sometimes bears the meaning "instead of". This has given rise to an interpretation of the
passage to the effect that the Lord gave up the joy that was before Him, and in its stead
endured the cross. This, however, does not fit the context. The whole tenor of the epistle
in general, and the particular example here is that, because of the joy that lies ahead, we
can endure the suffering now.
That is the character of the example of Abraham and Moses, given at length in
chapter 11: For the joy set before Abraham he was content to live a pilgrim and a
stranger. For the joy set before Moses he turned his back on the treasures of Egypt. For
the joy ahead of these Hebrew believers they were exhorted to endure. In this sense the
sentence should be translated.

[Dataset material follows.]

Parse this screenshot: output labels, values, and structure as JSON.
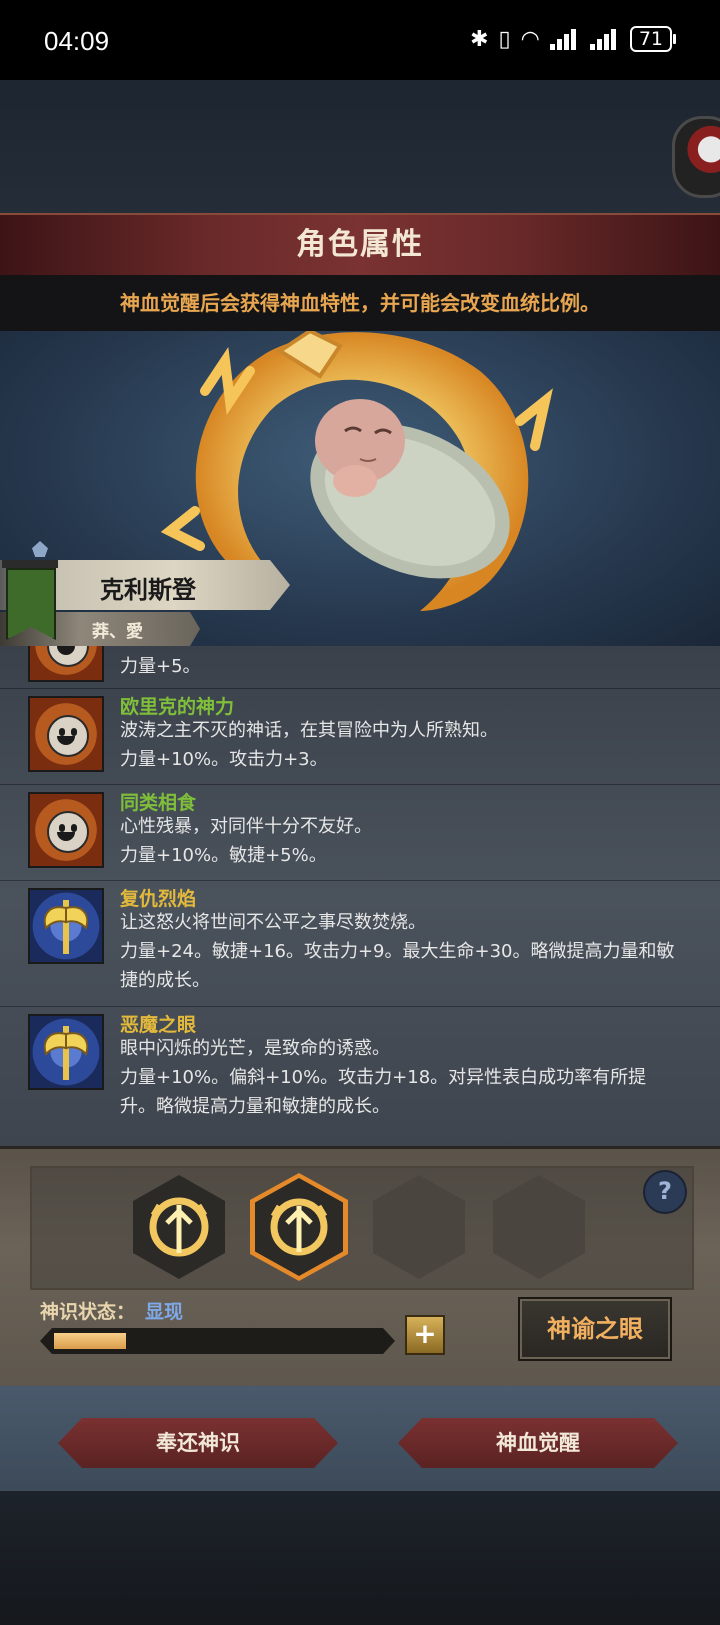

Over and over again our problems would be solved if we
allowed the Word more way with us. If instead of giving time to speculation concerning
this word anti we were to read on a few verses we should have our answer.
"Esau, who for (anti) one morsel of meat sold his birthright." Here we have contrast.
Esau exchanged the future blessing for the present, whereas we are to follow the example
of Moses who exchanged present immunity from suffering for pleasures at the right hand
of God which are for evermore.
Apart from the passage "crucify to themselves" in Heb. 6: 6, this is the only
occurrence of the cross in Hebrews. As in the parallel epistle, Philippians, the reference
is to endurance in view of the crown or prize (Phil. 2: 8; 3: 18). In neither of these
epistles is the cross mentioned in connection with redemption or atonement. The usage is
similar to the earlier references like those of Matt. 10: 38 and 16: 24. The saying, "No
cross, no crown" exactly fits its usage. The cross is prominent in the epistle to the
Corinthians, for they were carnal. The cross is prominent in the epistle to the Galatians,
because they were being moved away from the faith. The only allusion to the cross in
Romans is in Rom. 6: 6 where the old man is dealt with. The argument of Heb. 12: is,
surely, that just as He endured the cross, despising the shame, and is now seated at the
right hand of God, so may the believer endure his cross, despise its shame (not "glory in
their shame" as Phil. 3: 19), and in God's good time enter into that better thing, by that
better resurrection, to enjoy that better and enduring substance connected with the
heavenly city, Jerusalem.
We are bid to "consider" Him Who endured such contradiction of sinners against
Himself, lest we be weary and faint. Analogia from which "consider" is taken, is
translated "proportion" (Rom. 12: 6), and here implies the act of weighing and balancing
one thing with another. It would mean considering the pros and cons of gaining the